Top of Dataset
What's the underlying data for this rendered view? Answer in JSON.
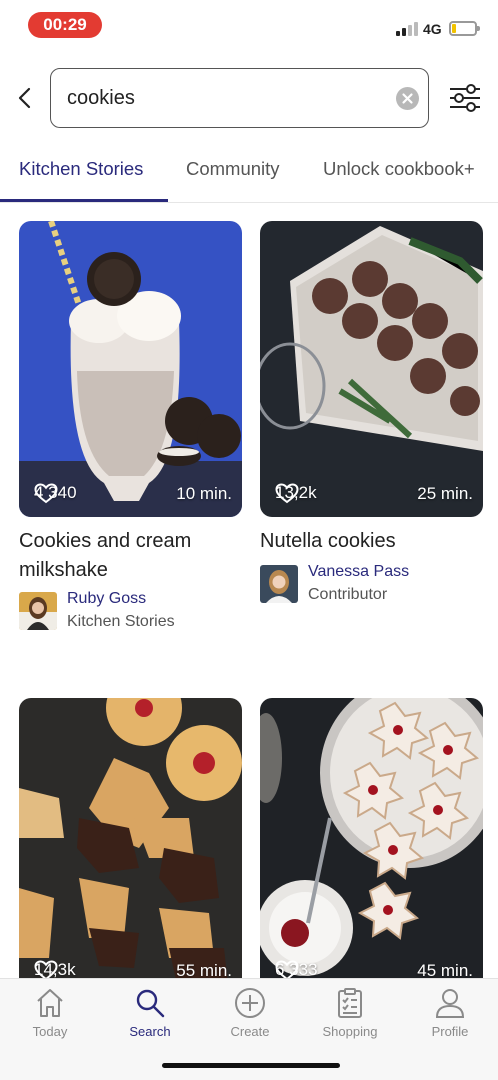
{
  "status_bar": {
    "time": "00:29",
    "network": "4G",
    "battery_level": 0.2,
    "colors": {
      "time_pill": "#e33b32",
      "battery": "#f2c300"
    }
  },
  "search": {
    "value": "cookies",
    "back_icon": "chevron-left-icon",
    "clear_icon": "clear-circle-icon",
    "filter_icon": "sliders-icon"
  },
  "tabs": [
    {
      "label": "Kitchen Stories",
      "active": true
    },
    {
      "label": "Community",
      "active": false
    },
    {
      "label": "Unlock cookbook+",
      "active": false
    }
  ],
  "accent_color": "#2a2a7c",
  "recipes": [
    {
      "title": "Cookies and cream milkshake",
      "likes": "4 340",
      "duration": "10 min.",
      "author": "Ruby Goss",
      "role": "Kitchen Stories"
    },
    {
      "title": "Nutella cookies",
      "likes": "13,2k",
      "duration": "25 min.",
      "author": "Vanessa Pass",
      "role": "Contributor"
    },
    {
      "likes": "14,3k",
      "duration": "55 min."
    },
    {
      "likes": "6 333",
      "duration": "45 min."
    }
  ],
  "bottom_nav": [
    {
      "label": "Today",
      "icon": "home-icon",
      "active": false
    },
    {
      "label": "Search",
      "icon": "search-icon",
      "active": true
    },
    {
      "label": "Create",
      "icon": "plus-circle-icon",
      "active": false
    },
    {
      "label": "Shopping",
      "icon": "checklist-icon",
      "active": false
    },
    {
      "label": "Profile",
      "icon": "user-icon",
      "active": false
    }
  ]
}
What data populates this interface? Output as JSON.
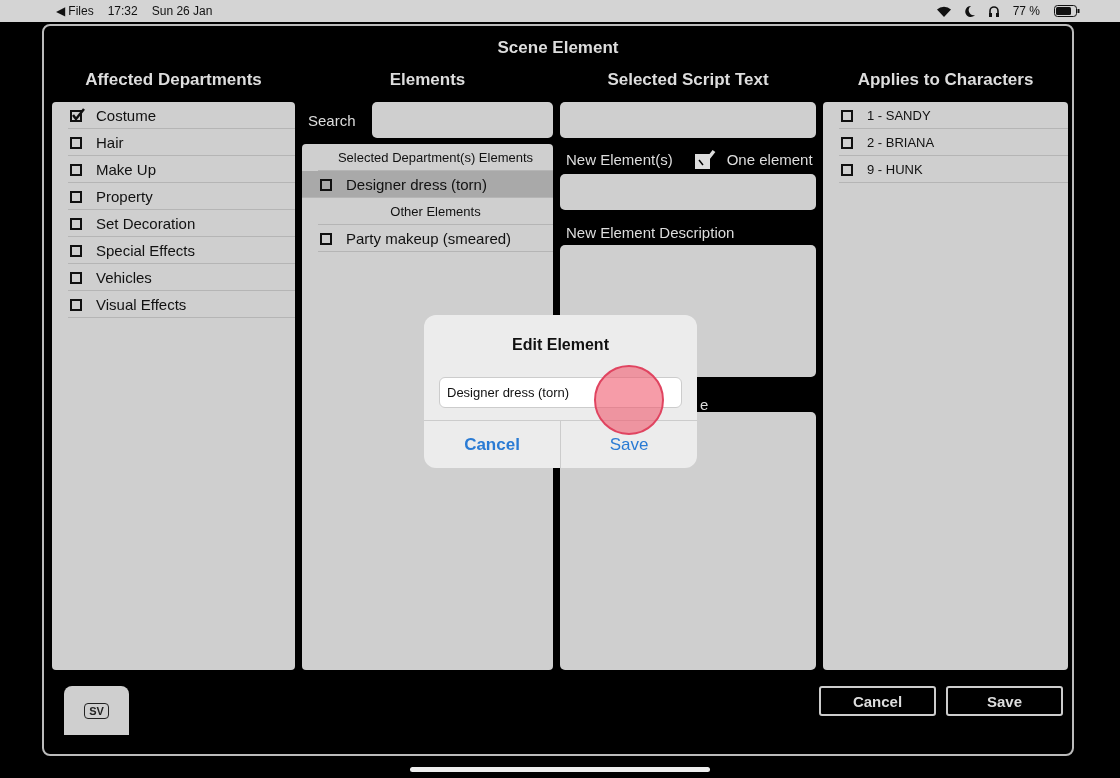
{
  "status_bar": {
    "back": "◀ Files",
    "time": "17:32",
    "date": "Sun 26 Jan",
    "battery": "77 %"
  },
  "window": {
    "title": "Scene Element"
  },
  "departments": {
    "title": "Affected Departments",
    "items": [
      {
        "label": "Costume",
        "checked": true
      },
      {
        "label": "Hair",
        "checked": false
      },
      {
        "label": "Make Up",
        "checked": false
      },
      {
        "label": "Property",
        "checked": false
      },
      {
        "label": "Set Decoration",
        "checked": false
      },
      {
        "label": "Special Effects",
        "checked": false
      },
      {
        "label": "Vehicles",
        "checked": false
      },
      {
        "label": "Visual Effects",
        "checked": false
      }
    ]
  },
  "elements": {
    "title": "Elements",
    "search_label": "Search",
    "sections": [
      {
        "heading": "Selected Department(s) Elements",
        "items": [
          {
            "label": "Designer dress (torn)",
            "checked": false,
            "selected": true
          }
        ]
      },
      {
        "heading": "Other Elements",
        "items": [
          {
            "label": "Party makeup (smeared)",
            "checked": false,
            "selected": false
          }
        ]
      }
    ]
  },
  "script": {
    "title": "Selected Script Text",
    "new_elements_label": "New Element(s)",
    "one_element": {
      "label": "One element",
      "checked": true
    },
    "description_label": "New Element Description",
    "covered_label": "e"
  },
  "characters": {
    "title": "Applies to Characters",
    "items": [
      {
        "label": "1 - SANDY",
        "checked": false
      },
      {
        "label": "2 - BRIANA",
        "checked": false
      },
      {
        "label": "9 - HUNK",
        "checked": false
      }
    ]
  },
  "buttons": {
    "sv": "SV",
    "cancel": "Cancel",
    "save": "Save"
  },
  "dialog": {
    "title": "Edit Element",
    "value": "Designer dress (torn)",
    "buttons": [
      {
        "label": "Cancel",
        "kind": "cancel"
      },
      {
        "label": "Save",
        "kind": "default"
      }
    ]
  }
}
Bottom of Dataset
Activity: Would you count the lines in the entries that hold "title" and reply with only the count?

Result: 8